Get ready for rent to become even less enjoyable. Rents are climbing as the number of available rental units is declining, according to a report from research firm Reis Inc.
At the same time, the real estate market is overflowing with “for-sale” homes at rock-bottom prices. Could it be time for you to make a home purchase?
Rental supply is short, demand is high
If you’re a renter, you’ve probably noticed that rentals are getting tougher to find. And it’s not just a local phenomenon. Nationwide rental vacancies hit a 10-year low in the fourth quarter of 2011, falling from 6.6 percent to 5.2 percent for the same period last year, according to Reis.
The rental market is full of new clientele who have traditionally pursued homeownership. Foreclosures have pushed many former homeowners into the rental market, and many potential first-time buyers can’t meet today’s stricter mortgage standards.
The huge rental demand is inching closer to exhausting available supply. Builders are having trouble getting loans, so fewer new units are being built. A total of 37,678 new apartment units were completed in 2011, which is the lowest annual total in 31 years of Reis data.

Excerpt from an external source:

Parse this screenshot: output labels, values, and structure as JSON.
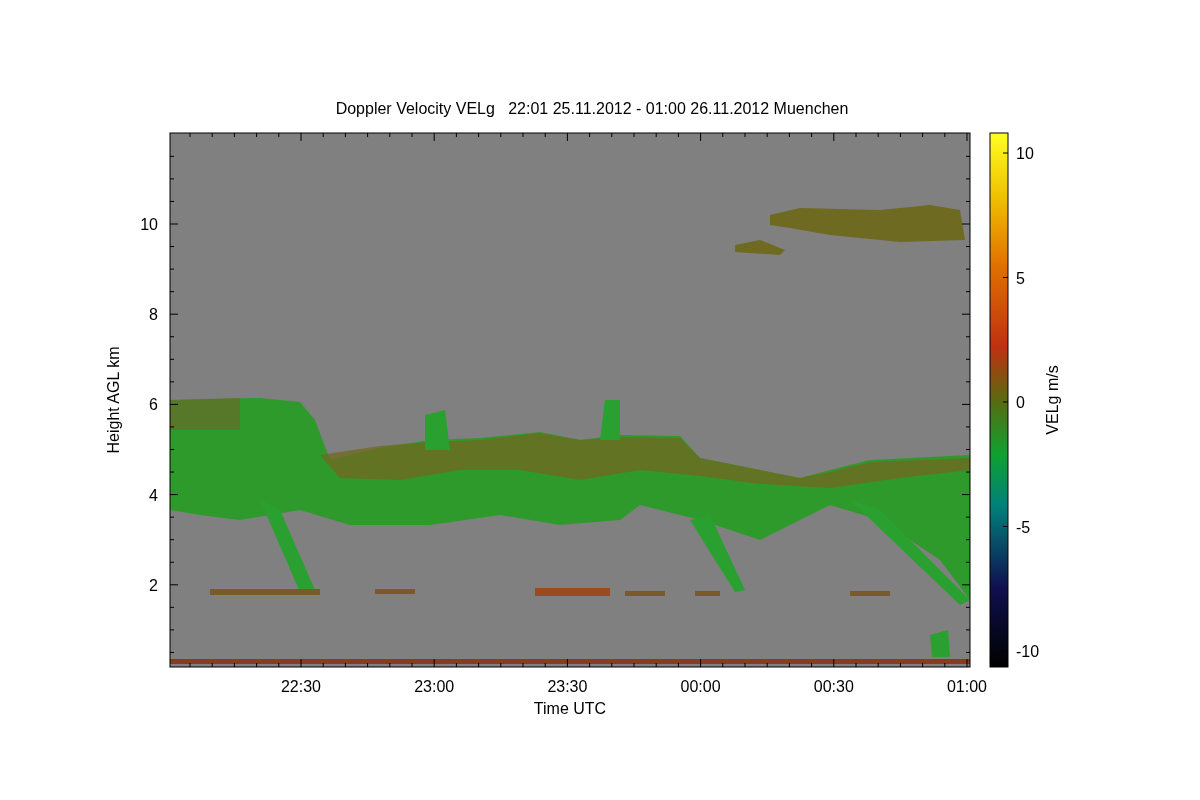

Short supply and huge demand is great news for the nation’s landlords. Backed by full properties and long waiting lists, landlords can put the squeeze on renters in the form of higher rent. Rents climbed to their highest levels since 2007, at $1,009 per month (fourth quarter 2011 nationwide average), according to Reis.
Homebuyers in short supply
As rents rise, housing prices remain in decline. The national median existing-home sales price fell to $166,100 in 2011, according to the National Association of Realtors. The 2011 figure represents a 3.7 percent decrease from the 2010 figure, making it an undeniable buyer’s market.
It’s a great time to buy a cheap home, but qualified buyers are scarce. In the face of the housing meltdown, many lenders have tightened requirements and allow only the most unblemished applicants to obtain new mortgages.
As a result, homeownership rates continued their seven-year decline and fell to 66 percent in the fourth quarter of 2011, according to the U.S. Census Bureau.
Is it time to buy?
While many loan programs are heightening restrictions, VA loans continue to offer relaxed qualification standards to military buyers. Less stringent credit score and income requirements can make a well-timed purchase possible for veterans locked out of other financing options.
Buying a home certainly isn’t the perfect route for everyone. Take a look at your finances, and talk to a VA lender about your options. If you’re in good financial position to purchase a home, now may be the best time ever to make the move from renter to homeowner.
Photo courtesy of nikcname